shoes, a warm coat and better food?’ The little lad thought
for a moment. Then, with tears in his eyes he answered, ‘I
guess God does tell somebody, but somebody forgets.’
The beauty of the call of Jesus to each of us,
communicated by his connecting us to him at baptism, means
that each of us may think and say this:
He has chosen me not because of any merits and
achievements on my part, but simply because he loves me and
wants me on his Kingdom of God team. I have been chosen, not
because I am more virtuous, more gifted, or more suited than
someone else, but only because he loves me and wants me.
This means that for the mission of Jesus, which is the
mission of God, I have a place in God’s plan. I am someone;
I am a partner; I have a part to play; my life counts. Thank
God for that!
Gleeson CP" <firstname.lastname@example.org>
- Year B: 3rd Sunday of Ordinary Time
"Follow me and I will make you into fishers of men."
Some years ago, I knew a young woman, a teacher, whose
dearest wish in life was to be married and to have a large
family. However, her first problem was that she couldn’t
find a "good man". Apparently there is a widespread shortage
of "good" men. There are lots of men around, but apparently
not many "good" men. But, eventually, when she was 32, she
found a possible candidate. After only two years of
courtship, agonised decision–making and huge telephone
bills, they were married and settled down to live happily
But, after three years of marriage, she discovered that
she could not have a child. It was a shattering blow for
her. She had a long series of medical tests which were
painful, unpleasant and expensive and which confirmed that
she would never be able to have a child.
She was shattered. She thought long and hard about
killing herself. But she decided that if God had given her
Life, He must have done so for a Reason. Desperately, she
wanted to know what that Reason was and how she could
She was so depressed that she had to stop work and go
back to her home in her home country for a long holiday.
There she was appalled and shocked by the number of homeless
children in the streets, either abandoned by their parents
or orphaned, often because their parents had died of AIDS.
She came back to Britain and her good paying job, yet
remained distraught that she, with all her love to give, had
not been given a child, while so many children of her own
people in her own home town, had no-one to care for them.
She was so angry with God that she lost her Faith, or so she
It was not until a full year later that the penny
dropped. And she and her husband returned permanently to her
home country to found an orphanage. I heard from her
recently. She wrote: "I thank my God that he did not give me

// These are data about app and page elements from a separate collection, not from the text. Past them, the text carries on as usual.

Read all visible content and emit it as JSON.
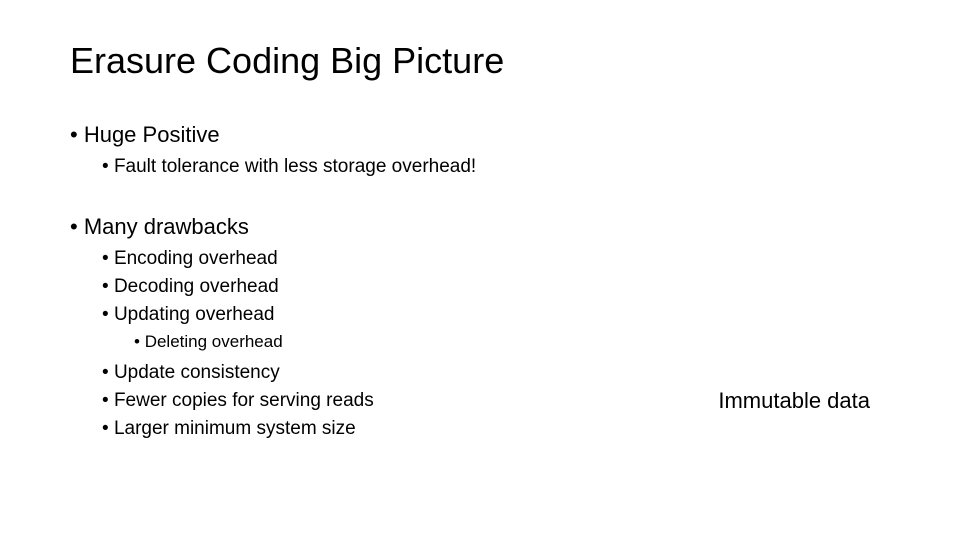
{
  "title": "Erasure Coding Big Picture",
  "sections": [
    {
      "heading": "Huge Positive",
      "sub": [
        "Fault tolerance with less storage overhead!"
      ]
    },
    {
      "heading": "Many drawbacks",
      "sub": [
        "Encoding overhead",
        "Decoding overhead",
        "Updating overhead"
      ],
      "subsub": [
        "Deleting overhead"
      ],
      "sub2": [
        "Update consistency",
        "Fewer copies for serving reads",
        "Larger minimum system size"
      ]
    }
  ],
  "annotation": "Immutable data"
}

only one child; he gave me a whole orphanage."
Let us pray to the Lord that we too may become fishers of
men, women and children.
Dr Paul O’Reilly
Volume 2 is for you. Your thoughts, reflections, and
insights on the next Sundays readings can influence the
preaching you hear. Send them to
email@example.com. Deadline is Wednesday
Noon. Include your Name, and Email Address.
-- Fr. John